Strapping Young Lad - "The New Black" (CD)
"The New Black" track listing:
2. You Suck
5. Wrong Side
7. Far Beyond Metal
9. Almost Again
11. New Black
Reviewed by RememberMetal? on June 27, 2006
Reader be forewarned, no mere words will do this album any justice. Strapping Young Lad is among the rarest pedigree of metal bands, brandishing a style so visceral and unique that categorization is utterly futile. Industrial-thrash metal scratches the surface, but even that description seems hollow and misleading. Singer/guitarist Devin Townsend has made a career of breaking every known rule in the metal handbook and subsequently improving upon them. Having said that, The New Black is a natural progression from last years Alien. The music is densely layered, and disarmingly multifaceted. The lyrics range from deadly serious to lighthearted and comical, sometimes within the same song. Perhaps most impressive, SYL manage to be experimental without sacrificing their intensity or their credibility.
Galloping drums and thrashy guitars launch opening number “Decimator”. Lyrically and vocally the song comes across as a battle for possession of Townsend’s soul. One might call it the struggle of Dr. Jekyll and Mr. Hyde put to metal. Jekyll is played by the good natured Townsend known for his melodic solo albums and lush Devin Townsend Band records. Hyde is the maniacal counterpart summoned on previous SYL albums. Soaring and plaintive vocals give way to screams and roars as The Strapping Young Lad side of Townsend’s duality bubbles to the surface. With the transformation complete, the unchained demon and his band stomp gleefully toward the next track. “You Suck” proves to be one of the albums heaviest numbers while being purposefully humorous. The guitars grind at inhuman speeds, the kick drums fire off like gatling guns and synths shrill like a choir of angels being dragged into hell. “Monument” finds the band marching rather than achieving escape velocity. The song foregoes -some- of the bands aggression and boasts a sing along chorus. “Wrong Side” may be the albums most chaotic highlight. Townsend screeches and bellows vehemently amid the barraging rhythms and zig zagging guitar solos. Bursts of clean vocals briefly surface only to be swallowed by the instrumental violence around them. “Almost Again” begins with a sound reminiscent of Accelerated Evolution-era Devin Townsend Band. Sorrowful, harmonized crooning and rainy day atmospherics become a torrential downpour of blast beats, blistering screams and wailing keys.

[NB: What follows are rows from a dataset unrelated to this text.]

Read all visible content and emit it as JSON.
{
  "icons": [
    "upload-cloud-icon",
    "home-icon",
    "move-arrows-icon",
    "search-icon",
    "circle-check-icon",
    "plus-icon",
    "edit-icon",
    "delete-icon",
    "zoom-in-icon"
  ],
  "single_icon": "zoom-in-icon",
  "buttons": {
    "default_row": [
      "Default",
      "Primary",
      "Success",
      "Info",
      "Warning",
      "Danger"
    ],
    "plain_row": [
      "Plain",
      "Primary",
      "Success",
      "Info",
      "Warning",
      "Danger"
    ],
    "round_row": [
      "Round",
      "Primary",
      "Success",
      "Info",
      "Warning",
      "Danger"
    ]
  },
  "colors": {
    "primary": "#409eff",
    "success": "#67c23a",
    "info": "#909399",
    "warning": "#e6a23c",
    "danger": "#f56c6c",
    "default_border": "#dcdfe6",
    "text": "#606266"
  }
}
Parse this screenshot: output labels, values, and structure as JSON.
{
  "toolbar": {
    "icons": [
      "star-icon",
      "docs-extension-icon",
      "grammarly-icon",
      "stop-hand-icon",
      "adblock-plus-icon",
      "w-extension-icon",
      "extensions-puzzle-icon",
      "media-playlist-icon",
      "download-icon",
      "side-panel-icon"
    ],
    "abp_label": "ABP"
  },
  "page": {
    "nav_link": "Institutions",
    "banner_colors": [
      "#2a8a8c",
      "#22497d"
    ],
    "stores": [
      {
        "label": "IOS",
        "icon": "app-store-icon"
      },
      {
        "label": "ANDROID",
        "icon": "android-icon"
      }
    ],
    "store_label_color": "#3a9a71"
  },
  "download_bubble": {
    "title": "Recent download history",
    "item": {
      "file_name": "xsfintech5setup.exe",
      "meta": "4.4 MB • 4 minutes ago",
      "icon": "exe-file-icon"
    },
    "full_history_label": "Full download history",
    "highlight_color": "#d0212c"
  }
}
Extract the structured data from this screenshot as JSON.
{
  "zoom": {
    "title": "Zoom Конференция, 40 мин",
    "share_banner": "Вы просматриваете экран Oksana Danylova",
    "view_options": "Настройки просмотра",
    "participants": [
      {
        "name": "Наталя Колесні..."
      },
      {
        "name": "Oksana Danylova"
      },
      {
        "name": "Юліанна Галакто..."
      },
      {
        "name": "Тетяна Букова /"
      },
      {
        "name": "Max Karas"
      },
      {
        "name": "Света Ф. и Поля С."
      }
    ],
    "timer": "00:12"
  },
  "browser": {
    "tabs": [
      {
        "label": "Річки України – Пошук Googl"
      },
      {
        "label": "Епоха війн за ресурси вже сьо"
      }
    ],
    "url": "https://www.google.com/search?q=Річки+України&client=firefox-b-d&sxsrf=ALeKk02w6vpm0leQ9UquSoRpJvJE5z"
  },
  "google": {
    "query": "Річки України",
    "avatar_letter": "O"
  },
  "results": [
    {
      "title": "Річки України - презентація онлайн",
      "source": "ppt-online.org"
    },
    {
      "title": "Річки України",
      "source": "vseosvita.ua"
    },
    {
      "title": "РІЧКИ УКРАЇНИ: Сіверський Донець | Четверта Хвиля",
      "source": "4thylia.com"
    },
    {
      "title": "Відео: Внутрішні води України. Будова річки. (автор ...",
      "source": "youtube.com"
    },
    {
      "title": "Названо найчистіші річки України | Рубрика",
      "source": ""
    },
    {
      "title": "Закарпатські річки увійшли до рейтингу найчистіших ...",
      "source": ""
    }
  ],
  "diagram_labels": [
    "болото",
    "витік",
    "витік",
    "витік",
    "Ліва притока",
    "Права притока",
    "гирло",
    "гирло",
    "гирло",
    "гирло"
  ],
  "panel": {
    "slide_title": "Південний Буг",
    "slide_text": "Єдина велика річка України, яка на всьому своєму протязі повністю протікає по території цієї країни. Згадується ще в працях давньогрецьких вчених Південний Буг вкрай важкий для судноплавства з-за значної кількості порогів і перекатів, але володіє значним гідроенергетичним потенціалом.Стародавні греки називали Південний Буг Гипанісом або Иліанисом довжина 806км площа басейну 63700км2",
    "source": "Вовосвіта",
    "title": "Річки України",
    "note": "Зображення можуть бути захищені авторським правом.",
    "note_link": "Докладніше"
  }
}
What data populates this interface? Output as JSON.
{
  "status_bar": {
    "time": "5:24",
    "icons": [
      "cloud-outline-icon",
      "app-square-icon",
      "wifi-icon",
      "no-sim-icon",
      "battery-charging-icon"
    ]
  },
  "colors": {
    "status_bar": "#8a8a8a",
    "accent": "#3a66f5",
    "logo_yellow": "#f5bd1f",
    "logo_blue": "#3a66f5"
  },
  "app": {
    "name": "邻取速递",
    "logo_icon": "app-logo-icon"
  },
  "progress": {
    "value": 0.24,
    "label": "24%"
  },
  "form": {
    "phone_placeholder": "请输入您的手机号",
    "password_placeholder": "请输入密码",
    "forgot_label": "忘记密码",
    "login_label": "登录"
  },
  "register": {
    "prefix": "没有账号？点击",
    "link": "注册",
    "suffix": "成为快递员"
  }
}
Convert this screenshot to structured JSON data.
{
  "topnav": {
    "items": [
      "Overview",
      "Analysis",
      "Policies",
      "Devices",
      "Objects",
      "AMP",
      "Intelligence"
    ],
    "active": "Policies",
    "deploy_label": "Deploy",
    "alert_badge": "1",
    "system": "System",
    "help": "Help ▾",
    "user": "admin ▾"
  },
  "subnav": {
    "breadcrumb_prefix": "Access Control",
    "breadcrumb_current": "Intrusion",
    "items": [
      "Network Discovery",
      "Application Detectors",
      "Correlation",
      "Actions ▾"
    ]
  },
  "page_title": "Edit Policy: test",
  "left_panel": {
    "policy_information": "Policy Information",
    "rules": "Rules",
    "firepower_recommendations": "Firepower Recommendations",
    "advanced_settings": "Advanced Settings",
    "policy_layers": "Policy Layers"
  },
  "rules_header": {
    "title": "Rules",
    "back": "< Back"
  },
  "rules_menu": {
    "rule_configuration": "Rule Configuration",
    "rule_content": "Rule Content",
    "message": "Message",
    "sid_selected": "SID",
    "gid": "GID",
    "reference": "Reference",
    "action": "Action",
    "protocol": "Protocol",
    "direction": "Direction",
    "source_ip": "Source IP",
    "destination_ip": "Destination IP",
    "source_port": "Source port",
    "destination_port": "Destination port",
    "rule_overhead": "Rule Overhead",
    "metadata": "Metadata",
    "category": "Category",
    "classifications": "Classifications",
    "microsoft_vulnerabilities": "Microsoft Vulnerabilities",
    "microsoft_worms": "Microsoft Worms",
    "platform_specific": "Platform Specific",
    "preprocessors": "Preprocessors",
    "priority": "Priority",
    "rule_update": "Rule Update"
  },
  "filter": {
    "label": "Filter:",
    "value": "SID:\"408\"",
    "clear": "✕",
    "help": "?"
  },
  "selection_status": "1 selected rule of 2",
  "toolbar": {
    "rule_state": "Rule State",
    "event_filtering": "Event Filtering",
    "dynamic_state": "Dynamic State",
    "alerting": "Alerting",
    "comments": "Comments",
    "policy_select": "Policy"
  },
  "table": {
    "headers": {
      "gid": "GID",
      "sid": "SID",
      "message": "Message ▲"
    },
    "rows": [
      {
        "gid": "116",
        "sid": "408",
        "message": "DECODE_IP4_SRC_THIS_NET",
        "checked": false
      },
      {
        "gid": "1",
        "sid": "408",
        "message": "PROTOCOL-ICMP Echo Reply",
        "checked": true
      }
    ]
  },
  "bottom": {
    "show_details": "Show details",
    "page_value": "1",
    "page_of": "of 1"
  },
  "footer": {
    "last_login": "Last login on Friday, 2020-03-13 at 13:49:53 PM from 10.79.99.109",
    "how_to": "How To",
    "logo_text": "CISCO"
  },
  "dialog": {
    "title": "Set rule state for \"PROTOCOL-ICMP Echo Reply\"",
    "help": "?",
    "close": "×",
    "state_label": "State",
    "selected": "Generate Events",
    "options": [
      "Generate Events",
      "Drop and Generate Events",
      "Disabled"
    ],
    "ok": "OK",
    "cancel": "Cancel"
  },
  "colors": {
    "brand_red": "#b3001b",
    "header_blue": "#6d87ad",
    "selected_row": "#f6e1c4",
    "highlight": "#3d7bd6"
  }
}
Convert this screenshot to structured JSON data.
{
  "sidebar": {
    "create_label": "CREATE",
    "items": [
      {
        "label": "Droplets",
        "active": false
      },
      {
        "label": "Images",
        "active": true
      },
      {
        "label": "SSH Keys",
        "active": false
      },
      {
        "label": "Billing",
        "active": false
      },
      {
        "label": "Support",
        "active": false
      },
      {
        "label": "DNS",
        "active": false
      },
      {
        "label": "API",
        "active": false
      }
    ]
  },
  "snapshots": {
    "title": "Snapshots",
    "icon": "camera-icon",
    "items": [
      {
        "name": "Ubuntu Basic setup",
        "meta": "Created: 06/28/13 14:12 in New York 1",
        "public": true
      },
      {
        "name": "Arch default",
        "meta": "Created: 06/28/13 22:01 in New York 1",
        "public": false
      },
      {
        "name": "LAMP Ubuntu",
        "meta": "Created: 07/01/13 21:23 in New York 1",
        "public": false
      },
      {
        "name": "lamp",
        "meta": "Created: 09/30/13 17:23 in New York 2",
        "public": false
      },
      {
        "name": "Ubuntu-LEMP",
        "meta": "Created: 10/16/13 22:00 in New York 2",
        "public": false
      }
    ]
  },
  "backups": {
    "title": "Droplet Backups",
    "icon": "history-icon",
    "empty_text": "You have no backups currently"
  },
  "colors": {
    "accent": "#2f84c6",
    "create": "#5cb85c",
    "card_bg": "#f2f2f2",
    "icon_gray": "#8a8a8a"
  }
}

As an album, The New Black is an impressive continuation of the SYL saga. The band’s signature sound is as lively as ever and Townsend’s ambitious treks into experimental territory consistently bear fruit. Previously, Townsend unleashed his SYL persona as if it were a hyperactive devil-child, loose in a school yard without playground monitors. This album finds Townsend relishing the conflict of his humanist side and the demon within. Said stylistic progress foreshadows a greater sonic palette for Townsend to paint with in future albums. This is also the bands most instrumentally diverse offering to date. “Anti-product” and “Wrongside” find Townsend using synthetic classical and big band instruments to jaw dropping effect. Strapping may be Townsend’s brain child but he owes a great deal to his band mates on The New Black. Drummer Gene Hoglan still pushes the boundaries of what is humanly possible with a drum kit and four limbs. Jed Simon continues to be a great foil to Townsend’s guitar dynamism and bassist Byron Stroud’s rhythms remain a head banging force to contend with. SYL’s second album City, and more recently last year’s Alien are considered essential listening in the metal community. The New Black will most assuredly carry on this legacy.
Highs: Top notch production and instrumental performances. Townsend’s injection of melodic vocals is balanced by an even greater number and variety of shrieks, roars, screams and shouted gang vocals.
Lows: Some “serious to a fault” metal fans may have to adjust to Townsend’s use of humor, particularly in “Fucker”.
Bottom line: The New Black is a mechanized assault on the senses.
Get more info including news, reviews, interviews, links, etc. on our Strapping Young Lad band page.